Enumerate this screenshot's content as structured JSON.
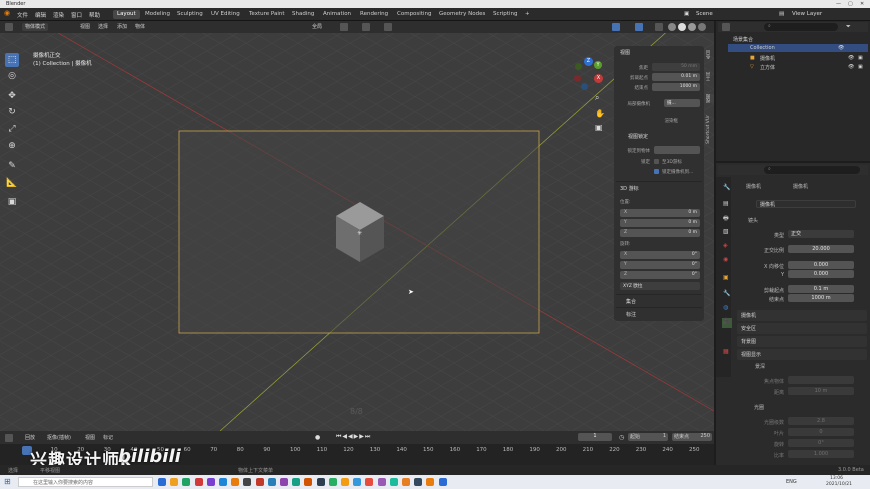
{
  "window": {
    "title": "Blender"
  },
  "menu": {
    "items": [
      "文件",
      "编辑",
      "渲染",
      "窗口",
      "帮助"
    ]
  },
  "workspaces": [
    "Layout",
    "Modeling",
    "Sculpting",
    "UV Editing",
    "Texture Paint",
    "Shading",
    "Animation",
    "Rendering",
    "Compositing",
    "Geometry Nodes",
    "Scripting",
    "+"
  ],
  "active_workspace": "Layout",
  "scene": {
    "name": "Scene",
    "view_layer": "View Layer"
  },
  "viewport_header": {
    "mode": "物体模式",
    "view": "视图",
    "select": "选择",
    "add": "添加",
    "object": "物体",
    "orientation": "全局"
  },
  "viewport_overlay": {
    "line1": "摄像机正交",
    "line2": "(1) Collection | 摄像机",
    "frame_counter": "8/8"
  },
  "npanel": {
    "view_title": "视图",
    "focal_label": "焦距",
    "focal_value": "50 mm",
    "clip_start_label": "剪裁起点",
    "clip_start_value": "0.01 m",
    "clip_end_label": "结束点",
    "clip_end_value": "1000 m",
    "local_camera_label": "局部摄像机",
    "local_camera_value": "摄...",
    "render_region_label": "渲染框",
    "view_lock_title": "视图锁定",
    "lock_to_object_label": "锁定到物体",
    "lock_label": "锁定",
    "lock_3d_cursor": "至3D游标",
    "lock_camera_to_view": "锁定摄像机到...",
    "cursor_title": "3D 游标",
    "location_label": "位置:",
    "rotation_label": "旋转:",
    "loc": [
      {
        "axis": "X",
        "value": "0 m"
      },
      {
        "axis": "Y",
        "value": "0 m"
      },
      {
        "axis": "Z",
        "value": "0 m"
      }
    ],
    "rot": [
      {
        "axis": "X",
        "value": "0°"
      },
      {
        "axis": "Y",
        "value": "0°"
      },
      {
        "axis": "Z",
        "value": "0°"
      }
    ],
    "rotation_mode": "XYZ 欧拉",
    "collections_title": "集合",
    "annotations_title": "标注"
  },
  "vtabs": [
    "条目",
    "工具",
    "视图",
    "Shortcut VUr"
  ],
  "outliner": {
    "search_placeholder": "",
    "root": "场景集合",
    "collection": "Collection",
    "items": [
      "摄像机",
      "立方体"
    ]
  },
  "properties": {
    "object_name": "摄像机",
    "data_name": "摄像机",
    "datablock": "摄像机",
    "lens_title": "镜头",
    "type_label": "类型",
    "type_value": "正交",
    "ortho_label": "正交比例",
    "ortho_value": "20.000",
    "shift_x_label": "X 向移位",
    "shift_x_value": "0.000",
    "shift_y_label": "Y",
    "shift_y_value": "0.000",
    "clip_start_label": "剪裁起点",
    "clip_start_value": "0.1 m",
    "clip_end_label": "结束点",
    "clip_end_value": "1000 m",
    "panels": [
      "摄像机",
      "安全区",
      "背景图",
      "视图显示"
    ],
    "dof_title": "景深",
    "focus_obj_label": "焦点物体",
    "distance_label": "距离",
    "distance_value": "10 m",
    "aperture_title": "光圈",
    "fstop_label": "光圈级数",
    "fstop_value": "2.8",
    "blades_label": "叶片",
    "blades_value": "0",
    "rotation_label": "旋转",
    "rotation_value": "0°",
    "ratio_label": "比率",
    "ratio_value": "1.000"
  },
  "timeline": {
    "playback": "回放",
    "keying": "抠像(插帧)",
    "view": "视图",
    "marker": "标记",
    "current_frame": "1",
    "start_label": "起始",
    "start_value": "1",
    "end_label": "结束点",
    "end_value": "250",
    "ticks": [
      "0",
      "10",
      "20",
      "30",
      "40",
      "50",
      "60",
      "70",
      "80",
      "90",
      "100",
      "110",
      "120",
      "130",
      "140",
      "150",
      "160",
      "170",
      "180",
      "190",
      "200",
      "210",
      "220",
      "230",
      "240",
      "250"
    ]
  },
  "status": {
    "hint": "物体上下文菜单",
    "version": "3.0.0 Beta",
    "left_a": "选择",
    "left_b": "平移视图"
  },
  "taskbar": {
    "search_placeholder": "在这里输入你要搜索的内容",
    "time": "13:06",
    "date": "2021/10/21",
    "lang": "ENG"
  },
  "watermark": {
    "text": "兴趣设计师k",
    "logo": "bilibili"
  },
  "colors": {
    "accent": "#4772b3",
    "selection": "#e8a43a"
  }
}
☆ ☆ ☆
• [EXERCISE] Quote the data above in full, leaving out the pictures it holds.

• [RESULT OF THIS EXERCISE]
Enumerate this screenshot's content as structured JSON.
{
  "window": {
    "title": "Blender"
  },
  "menu": {
    "items": [
      "文件",
      "编辑",
      "渲染",
      "窗口",
      "帮助"
    ]
  },
  "workspaces": [
    "Layout",
    "Modeling",
    "Sculpting",
    "UV Editing",
    "Texture Paint",
    "Shading",
    "Animation",
    "Rendering",
    "Compositing",
    "Geometry Nodes",
    "Scripting",
    "+"
  ],
  "active_workspace": "Layout",
  "scene": {
    "name": "Scene",
    "view_layer": "View Layer"
  },
  "viewport_header": {
    "mode": "物体模式",
    "view": "视图",
    "select": "选择",
    "add": "添加",
    "object": "物体",
    "orientation": "全局"
  },
  "viewport_overlay": {
    "line1": "摄像机正交",
    "line2": "(1) Collection | 摄像机",
    "frame_counter": "8/8"
  },
  "npanel": {
    "view_title": "视图",
    "focal_label": "焦距",
    "focal_value": "50 mm",
    "clip_start_label": "剪裁起点",
    "clip_start_value": "0.01 m",
    "clip_end_label": "结束点",
    "clip_end_value": "1000 m",
    "local_camera_label": "局部摄像机",
    "local_camera_value": "摄...",
    "render_region_label": "渲染框",
    "view_lock_title": "视图锁定",
    "lock_to_object_label": "锁定到物体",
    "lock_label": "锁定",
    "lock_3d_cursor": "至3D游标",
    "lock_camera_to_view": "锁定摄像机到...",
    "cursor_title": "3D 游标",
    "location_label": "位置:",
    "rotation_label": "旋转:",
    "loc": [
      {
        "axis": "X",
        "value": "0 m"
      },
      {
        "axis": "Y",
        "value": "0 m"
      },
      {
        "axis": "Z",
        "value": "0 m"
      }
    ],
    "rot": [
      {
        "axis": "X",
        "value": "0°"
      },
      {
        "axis": "Y",
        "value": "0°"
      },
      {
        "axis": "Z",
        "value": "0°"
      }
    ],
    "rotation_mode": "XYZ 欧拉",
    "collections_title": "集合",
    "annotations_title": "标注"
  },
  "vtabs": [
    "条目",
    "工具",
    "视图",
    "Shortcut VUr"
  ],
  "outliner": {
    "search_placeholder": "",
    "root": "场景集合",
    "collection": "Collection",
    "items": [
      "摄像机",
      "立方体"
    ]
  },
  "properties": {
    "object_name": "摄像机",
    "data_name": "摄像机",
    "datablock": "摄像机",
    "lens_title": "镜头",
    "type_label": "类型",
    "type_value": "正交",
    "ortho_label": "正交比例",
    "ortho_value": "20.000",
    "shift_x_label": "X 向移位",
    "shift_x_value": "0.000",
    "shift_y_label": "Y",
    "shift_y_value": "0.000",
    "clip_start_label": "剪裁起点",
    "clip_start_value": "0.1 m",
    "clip_end_label": "结束点",
    "clip_end_value": "1000 m",
    "panels": [
      "摄像机",
      "安全区",
      "背景图",
      "视图显示"
    ],
    "dof_title": "景深",
    "focus_obj_label": "焦点物体",
    "distance_label": "距离",
    "distance_value": "10 m",
    "aperture_title": "光圈",
    "fstop_label": "光圈级数",
    "fstop_value": "2.8",
    "blades_label": "叶片",
    "blades_value": "0",
    "rotation_label": "旋转",
    "rotation_value": "0°",
    "ratio_label": "比率",
    "ratio_value": "1.000"
  },
  "timeline": {
    "playback": "回放",
    "keying": "抠像(插帧)",
    "view": "视图",
    "marker": "标记",
    "current_frame": "1",
    "start_label": "起始",
    "start_value": "1",
    "end_label": "结束点",
    "end_value": "250",
    "ticks": [
      "0",
      "10",
      "20",
      "30",
      "40",
      "50",
      "60",
      "70",
      "80",
      "90",
      "100",
      "110",
      "120",
      "130",
      "140",
      "150",
      "160",
      "170",
      "180",
      "190",
      "200",
      "210",
      "220",
      "230",
      "240",
      "250"
    ]
  },
  "status": {
    "hint": "物体上下文菜单",
    "version": "3.0.0 Beta",
    "left_a": "选择",
    "left_b": "平移视图"
  },
  "taskbar": {
    "search_placeholder": "在这里输入你要搜索的内容",
    "time": "13:06",
    "date": "2021/10/21",
    "lang": "ENG"
  },
  "watermark": {
    "text": "兴趣设计师k",
    "logo": "bilibili"
  },
  "colors": {
    "accent": "#4772b3",
    "selection": "#e8a43a"
  }
}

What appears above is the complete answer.